Big Roy took advantage of the flood of 1963 to drive the old riverboat onto the bank below Augusta. When the flood was over, Simkins planned to overhaul her. Time passed and the work was never done. The “Kathryn S” continued to sit on the riverbank under the watchful eye its only crew member – caretaker Steven Davis. Even though the old riverboat was hard aground, Davis continued to profit from the cards.
Throughout the sixties and the seventies, it was well known around Augusta that the game in town was the one that started every Friday night on board the “Kathryn S” down at SandBar Ferry. Steven Davis ran a high stakes game that wasn’t open to just anyone. You had to be a pretty well heeled businessman, or one of Augusta’s growing community of doctors from the Medical College or an Army officer from Fort Gordon’s Signal Corps to get an invite to the game.
By late Friday night, the air was thick with kerosene fumes, cigar smoke and the smell of the sweat of the early losers. Davis would coax his marks along with consummate skill. The lightweight pockets were emptied by well into the night. By Saturday, only the well-heeled players were still in the game. Over the next twelve hours Davis would coax them into staying with a pot here and there – but by dawn on Monday – most of them would wearily step off the side of the “Kathryn S” with barely enough cash to buy coffee and grits on Broad Street before starting their workday.
Davis always saw to it that once in a while a big winner walked off the boat. These were the gamblers that spread the news of the game and convinced other would be players that it was honest. Sometimes there was a sore loser. If he couldn’t be convinced that Lady Luck had dealt him a bad game – Steven Davis would reach back into his pocket with lightening speed and brandish a small nickel plated .32 caliber pistol. The only time his palsied hand held real steady – was when the little peacemaker was pointed at another gambler. No one argued with Davis once that gun was in his hand.
Few people were ever close to Steven Davis. Once in a while, during those last years before he disappeared and when weekend long poker games were becoming a thing of the past, Davis would boast about his skill with the cards. He would pull a fresh pack from the pocket of his denim overalls, break the seal, and shuffle. His hands would spin the cards out across the tabletop, usually five hands plus his own. He would then describe each hand and how many cards each ‘player’ would draw to try and better it. Then he would describe the hands again – all the time the cards were laying face down. Players one and four have a short stake – they will only play a sure thing to conserve cash to ante up. Player two has two low pairs – he will raise to get a feel for the other hands being played. Players three and five have a full house and a high two pairs between them. The dealer will match their raise to stay in the game – they will both think he’s bluffing. Player two will fold. The game will go at least two more raises before three and five realize the dealer may have something.

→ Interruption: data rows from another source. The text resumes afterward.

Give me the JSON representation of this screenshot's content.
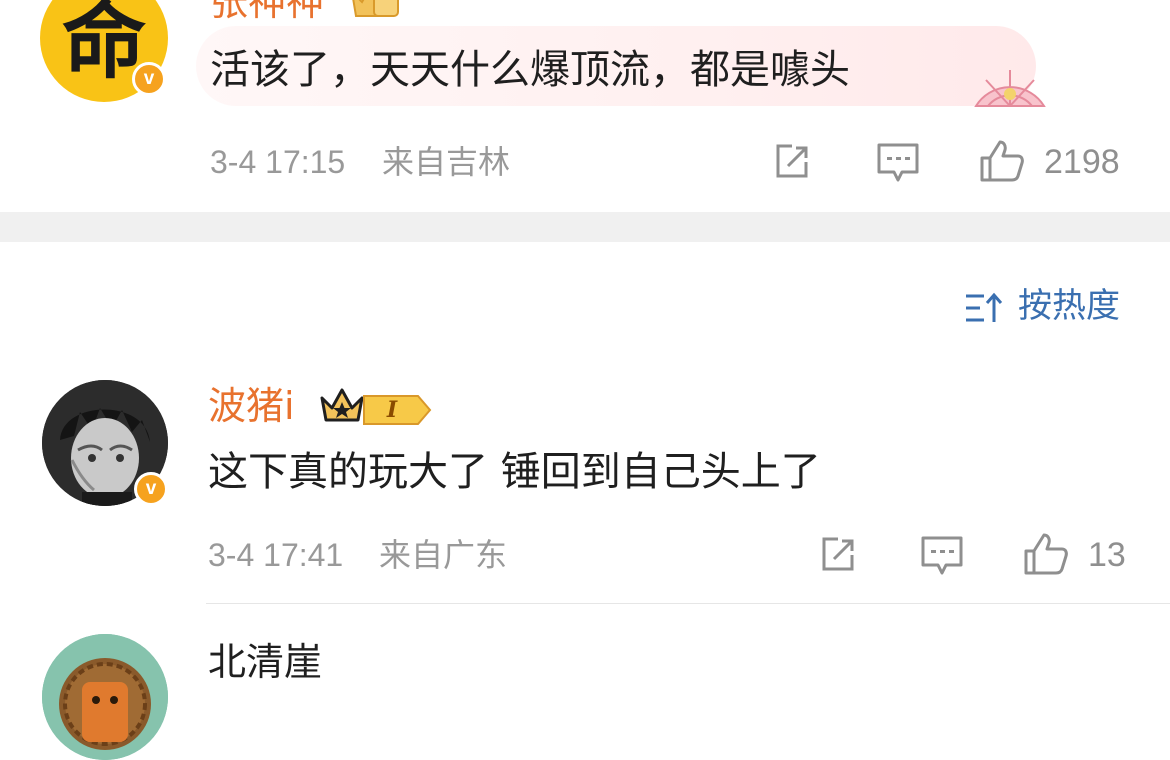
{
  "comment1": {
    "avatar_text": "命",
    "username": "张神神",
    "text": "活该了，天天什么爆顶流，都是噱头",
    "time": "3-4 17:15",
    "location": "来自吉林",
    "likes": "2198",
    "verified_mark": "v"
  },
  "sort": {
    "label": "按热度",
    "icon": "sort-icon"
  },
  "comment2": {
    "username": "波猪i",
    "level": "I",
    "text": "这下真的玩大了 锤回到自己头上了",
    "time": "3-4 17:41",
    "location": "来自广东",
    "likes": "13",
    "verified_mark": "v"
  },
  "comment3": {
    "username": "北清崖"
  },
  "colors": {
    "username_vip": "#e8722e",
    "meta_gray": "#999999",
    "sort_blue": "#3a6fb0",
    "badge_orange": "#f6a21e"
  }
}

Davis would then lay over his hand – a royal flush. Then he would turn over the other five hands – they would be exactly as he described them.
Davis did pretty well with his gambling from all accounts. Each Friday morning he would send a messenger to a bank in Augusta to bring him $75.00, never more, never less. On Monday that same messenger would carry back anywhere from $3000 to $6000 to be placed in four or five different accounts – Davis liked to spread his risk even when it came to banks.
Big Roy died some time ago and so did the money for the upkeep of the old riverboat. As it fell into disrepair an aging Steve Davis was forced to move. He disappeared from Augusta – and people figure he must be dead by now. There are some who wonder if he was ever a cheat or a card sharp, doing as well as he did. Most people hope not – they would like to think that the last of the riverboat gamblers on the Savannah died standing pat.